* [Work instructions] Find the lines holding the string "image" in the data, then copy all of them.

* [Recorded data]
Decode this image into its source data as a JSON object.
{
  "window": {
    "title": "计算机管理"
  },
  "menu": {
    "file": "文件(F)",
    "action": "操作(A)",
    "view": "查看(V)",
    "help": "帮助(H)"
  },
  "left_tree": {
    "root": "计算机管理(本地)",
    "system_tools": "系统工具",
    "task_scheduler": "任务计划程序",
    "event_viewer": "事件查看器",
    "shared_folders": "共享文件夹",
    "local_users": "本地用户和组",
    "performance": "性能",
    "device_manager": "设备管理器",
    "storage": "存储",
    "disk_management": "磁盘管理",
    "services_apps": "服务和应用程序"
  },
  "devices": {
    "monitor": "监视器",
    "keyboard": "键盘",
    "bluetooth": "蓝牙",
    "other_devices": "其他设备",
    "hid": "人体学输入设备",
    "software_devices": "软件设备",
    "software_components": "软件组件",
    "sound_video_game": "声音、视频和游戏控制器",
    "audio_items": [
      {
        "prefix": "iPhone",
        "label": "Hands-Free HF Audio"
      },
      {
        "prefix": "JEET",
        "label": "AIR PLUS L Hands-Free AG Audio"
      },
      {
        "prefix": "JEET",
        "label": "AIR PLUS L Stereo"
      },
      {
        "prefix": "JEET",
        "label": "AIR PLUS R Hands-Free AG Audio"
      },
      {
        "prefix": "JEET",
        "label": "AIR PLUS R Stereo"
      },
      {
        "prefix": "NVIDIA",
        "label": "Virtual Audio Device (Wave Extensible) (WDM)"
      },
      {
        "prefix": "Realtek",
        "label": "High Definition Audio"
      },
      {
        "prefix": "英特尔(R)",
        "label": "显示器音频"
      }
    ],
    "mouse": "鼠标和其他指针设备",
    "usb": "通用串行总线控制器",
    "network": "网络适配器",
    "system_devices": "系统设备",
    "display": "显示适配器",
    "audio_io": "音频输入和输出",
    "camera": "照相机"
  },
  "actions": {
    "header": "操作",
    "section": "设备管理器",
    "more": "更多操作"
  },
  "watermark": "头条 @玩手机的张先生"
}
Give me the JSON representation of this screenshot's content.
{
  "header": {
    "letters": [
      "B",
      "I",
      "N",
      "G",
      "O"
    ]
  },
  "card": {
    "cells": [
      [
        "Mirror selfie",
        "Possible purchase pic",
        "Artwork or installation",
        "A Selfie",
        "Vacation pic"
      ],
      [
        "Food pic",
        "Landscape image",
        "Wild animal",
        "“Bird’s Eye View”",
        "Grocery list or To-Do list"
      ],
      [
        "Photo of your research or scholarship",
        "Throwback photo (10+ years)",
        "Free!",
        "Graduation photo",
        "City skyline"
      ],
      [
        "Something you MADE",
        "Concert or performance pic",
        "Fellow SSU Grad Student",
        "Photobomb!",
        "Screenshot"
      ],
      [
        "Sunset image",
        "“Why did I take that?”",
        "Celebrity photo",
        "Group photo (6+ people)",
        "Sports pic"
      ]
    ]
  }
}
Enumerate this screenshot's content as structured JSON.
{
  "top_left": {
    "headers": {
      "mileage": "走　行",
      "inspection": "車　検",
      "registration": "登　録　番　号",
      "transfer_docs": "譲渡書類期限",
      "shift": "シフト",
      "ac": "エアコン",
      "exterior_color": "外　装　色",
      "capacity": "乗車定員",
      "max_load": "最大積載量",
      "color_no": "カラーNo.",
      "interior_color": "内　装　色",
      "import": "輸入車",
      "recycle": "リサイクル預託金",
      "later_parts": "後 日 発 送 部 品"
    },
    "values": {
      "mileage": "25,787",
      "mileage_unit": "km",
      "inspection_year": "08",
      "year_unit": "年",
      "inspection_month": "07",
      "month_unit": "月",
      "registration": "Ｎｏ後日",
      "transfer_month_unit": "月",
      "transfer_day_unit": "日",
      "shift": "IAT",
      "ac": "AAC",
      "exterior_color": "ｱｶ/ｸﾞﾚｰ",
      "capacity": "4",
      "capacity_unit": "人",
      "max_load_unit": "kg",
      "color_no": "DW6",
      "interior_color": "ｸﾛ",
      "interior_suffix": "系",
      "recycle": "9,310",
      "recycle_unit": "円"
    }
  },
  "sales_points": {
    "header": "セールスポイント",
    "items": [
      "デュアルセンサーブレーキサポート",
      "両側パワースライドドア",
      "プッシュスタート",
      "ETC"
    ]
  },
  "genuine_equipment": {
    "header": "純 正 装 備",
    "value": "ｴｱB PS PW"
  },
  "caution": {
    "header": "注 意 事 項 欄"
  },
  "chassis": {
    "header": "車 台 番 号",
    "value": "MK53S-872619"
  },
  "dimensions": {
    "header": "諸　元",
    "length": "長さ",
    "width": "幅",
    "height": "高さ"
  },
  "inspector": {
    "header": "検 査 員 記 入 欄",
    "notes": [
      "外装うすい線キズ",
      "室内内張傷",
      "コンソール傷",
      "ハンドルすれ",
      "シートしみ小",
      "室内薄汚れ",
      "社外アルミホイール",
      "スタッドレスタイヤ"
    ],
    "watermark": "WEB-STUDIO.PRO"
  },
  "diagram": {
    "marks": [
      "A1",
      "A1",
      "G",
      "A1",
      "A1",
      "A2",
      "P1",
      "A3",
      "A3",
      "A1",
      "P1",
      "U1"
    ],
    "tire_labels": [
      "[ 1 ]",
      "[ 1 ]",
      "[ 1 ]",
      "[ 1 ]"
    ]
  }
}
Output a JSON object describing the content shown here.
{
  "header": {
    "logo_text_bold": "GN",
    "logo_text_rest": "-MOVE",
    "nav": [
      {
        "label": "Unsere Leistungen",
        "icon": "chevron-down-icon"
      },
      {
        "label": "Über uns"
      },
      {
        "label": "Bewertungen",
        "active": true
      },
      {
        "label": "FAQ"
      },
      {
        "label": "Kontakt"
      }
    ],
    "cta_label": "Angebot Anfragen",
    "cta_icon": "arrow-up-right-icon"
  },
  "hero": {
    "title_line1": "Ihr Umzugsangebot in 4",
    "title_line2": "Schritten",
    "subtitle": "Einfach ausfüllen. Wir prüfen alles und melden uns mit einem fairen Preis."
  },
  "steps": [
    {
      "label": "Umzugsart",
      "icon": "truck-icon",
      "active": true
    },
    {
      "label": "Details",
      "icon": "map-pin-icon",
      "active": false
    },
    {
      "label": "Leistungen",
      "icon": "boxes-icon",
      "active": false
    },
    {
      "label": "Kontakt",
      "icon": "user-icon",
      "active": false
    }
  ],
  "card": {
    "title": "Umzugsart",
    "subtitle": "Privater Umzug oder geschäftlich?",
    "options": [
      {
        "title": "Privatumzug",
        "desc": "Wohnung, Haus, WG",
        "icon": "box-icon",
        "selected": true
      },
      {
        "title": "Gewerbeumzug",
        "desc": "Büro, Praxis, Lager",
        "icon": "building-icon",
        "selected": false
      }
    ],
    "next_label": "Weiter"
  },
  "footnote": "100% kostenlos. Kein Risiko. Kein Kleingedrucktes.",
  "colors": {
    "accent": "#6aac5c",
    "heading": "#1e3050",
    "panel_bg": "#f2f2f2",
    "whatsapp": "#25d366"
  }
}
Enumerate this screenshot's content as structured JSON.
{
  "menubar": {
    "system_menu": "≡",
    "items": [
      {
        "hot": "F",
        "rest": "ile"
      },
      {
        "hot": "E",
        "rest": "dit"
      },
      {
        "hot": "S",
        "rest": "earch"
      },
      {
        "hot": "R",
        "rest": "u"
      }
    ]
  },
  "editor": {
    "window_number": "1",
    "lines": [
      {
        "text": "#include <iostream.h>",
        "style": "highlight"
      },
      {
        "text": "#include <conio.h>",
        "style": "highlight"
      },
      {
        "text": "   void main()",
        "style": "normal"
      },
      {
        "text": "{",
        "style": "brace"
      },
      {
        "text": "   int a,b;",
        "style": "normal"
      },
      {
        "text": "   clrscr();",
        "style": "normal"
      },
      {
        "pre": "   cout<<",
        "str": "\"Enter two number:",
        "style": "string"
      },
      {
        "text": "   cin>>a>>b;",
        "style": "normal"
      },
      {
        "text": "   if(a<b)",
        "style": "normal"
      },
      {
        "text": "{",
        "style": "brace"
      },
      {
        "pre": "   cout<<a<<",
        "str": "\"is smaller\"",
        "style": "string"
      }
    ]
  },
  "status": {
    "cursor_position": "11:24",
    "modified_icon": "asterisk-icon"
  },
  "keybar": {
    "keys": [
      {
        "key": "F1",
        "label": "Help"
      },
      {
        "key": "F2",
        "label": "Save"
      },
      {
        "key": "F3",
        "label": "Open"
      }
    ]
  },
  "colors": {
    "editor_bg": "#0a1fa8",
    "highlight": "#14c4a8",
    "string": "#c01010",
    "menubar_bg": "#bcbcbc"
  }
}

* [Answer area]
Decode this image into its source data as a JSON object.
        "Landscape image",
        "Sunset image",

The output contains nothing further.